Ged Quinn

Spike Island

Ged Quinn’s show at Tate St. Ives last year was called “Utopia Dystopia.” This one was “The Heavenly Machine,” a tag that likewise carries the infernal and the divine in equal measure. Quinn’s work contributes, along with that of artists like J. P. Munro and Nigel Cooke, to the current reimagining of history painting’s contemporary viability. He shares a sense of perplexity with Munro, though his paint handling and figuration are much more precise; and his disturbing mixture of visual elements and references is akin to Cooke’s compositional range, though Quinn’s are more overtly humorous.

The action in Quinn’s canvases may be puzzling, quixotic, or just plain bizarre.

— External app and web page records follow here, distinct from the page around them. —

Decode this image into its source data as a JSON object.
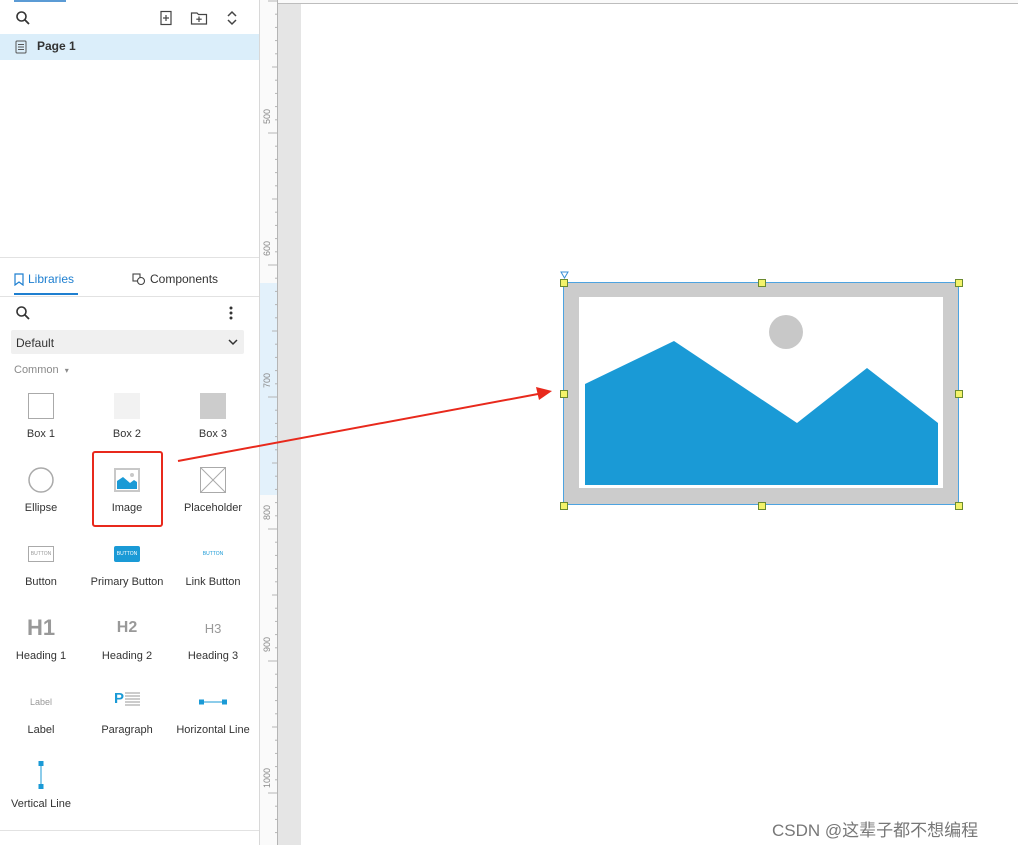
{
  "pages": {
    "items": [
      {
        "label": "Page 1"
      }
    ]
  },
  "tabs": {
    "libraries": "Libraries",
    "components": "Components"
  },
  "library": {
    "selected": "Default",
    "section": "Common",
    "items": [
      {
        "label": "Box 1",
        "icon": "box-1-icon"
      },
      {
        "label": "Box 2",
        "icon": "box-2-icon"
      },
      {
        "label": "Box 3",
        "icon": "box-3-icon"
      },
      {
        "label": "Ellipse",
        "icon": "ellipse-icon"
      },
      {
        "label": "Image",
        "icon": "image-icon"
      },
      {
        "label": "Placeholder",
        "icon": "placeholder-icon"
      },
      {
        "label": "Button",
        "icon": "button-icon",
        "glyph": "BUTTON"
      },
      {
        "label": "Primary Button",
        "icon": "primary-button-icon",
        "glyph": "BUTTON"
      },
      {
        "label": "Link Button",
        "icon": "link-button-icon",
        "glyph": "BUTTON"
      },
      {
        "label": "Heading 1",
        "icon": "heading-1-icon",
        "glyph": "H1"
      },
      {
        "label": "Heading 2",
        "icon": "heading-2-icon",
        "glyph": "H2"
      },
      {
        "label": "Heading 3",
        "icon": "heading-3-icon",
        "glyph": "H3"
      },
      {
        "label": "Label",
        "icon": "label-icon",
        "glyph": "Label"
      },
      {
        "label": "Paragraph",
        "icon": "paragraph-icon",
        "glyph": "P"
      },
      {
        "label": "Horizontal Line",
        "icon": "horizontal-line-icon"
      },
      {
        "label": "Vertical Line",
        "icon": "vertical-line-icon"
      }
    ]
  },
  "ruler": {
    "marks": [
      "500",
      "600",
      "700",
      "800",
      "900",
      "1000"
    ]
  },
  "watermark": "CSDN @这辈子都不想编程",
  "colors": {
    "accent": "#1e7fd0",
    "image_blue": "#1a9ad6",
    "highlight": "#dbeefa",
    "annotation": "#e8291c"
  }
}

In Asleep by the Light of Glow Worms, 2005, for example, Joseph Beuys sits with his hare in the time machine from the 1960 film of H. G. Wells’s novel, attended by angels from a painting by Caspar David Friedrich. Such scenarios, however, always occur within a setting that feels overwhelmingly familiar. This is usually because it has been borrowed from one or more pictures by the likes of Friedrich, Claude Lorrain, or Frederic Church. Which is to say that the depicted space is as much the history of painting’s representation of ideas, belief systems, and cultural attitudes as it is a simple site of action. Jonestown Radio, 2004–2005, uses the fuzzy atmospheric density of a Claude vista, placing at its center an ivy-entwined pergola that more or less houses an arrangement of tables. The clutter of things on their surfaces could be a scene from the studio, but battery radios, plastic water jugs, and an assortment of other things remind us of the orgy of suicide at the Guyanan hideaway of the Peoples Temple in 1978. A wooden sun lounger sits, throne-like, on the lower table, and, framed as it is by the pergola, looks like the home of Francis Bacon’s screaming pope. It’s a pastoral tableau whose elegiac mood is sharpened by these more immediate references to death, anguish, manipulation, delusion, and misdirected action.

Quinn everywhere worries at power, in both its political and economic aspects, with no suggestion that it will ever reveal a benign face. The squat, multiarched ruin in Harmony Is in the Proportion of Branches, 2005, houses five TV sets showing scenes from Pasolini’s Salò (1970). Their sound track (as revealed by the subtitles shown in Quinn’s images) comes from Ezra Pound’s Canto XIX, the one in which the poet first discusses the cynicism that is the justification of the economics of war. The Ghost of a Mountain, 2005, shows a molehill-size pustule in the ground surrounded by twigs; through a radical shift in scale, it becomes a volcanic peak on which sits a Berchtesgaden smothered in graffiti. There’s a halo of cloud around its summit and an orbiting moon and sun that look for all the world like a firefly and a primitive sea creature dating from the Cambrian explosion. In the foreground of The Heavenly Machine, 2005, are two hemispherical containers rather like the bottom halves of old-style globes, referring to Kepler’s model of the universe. One is filled with clouds while the other, a nest of hemispheres rather like a Russian doll, barely contains a choppy sea. Through the clouds drives John F. Kennedy’s limousine, while on the sea floats the guillotine that has just taken Louis Capet’s head. Just as much as brutal folly, it seems, reason and progress come from—and are always accompanied by—death.

Michael Archer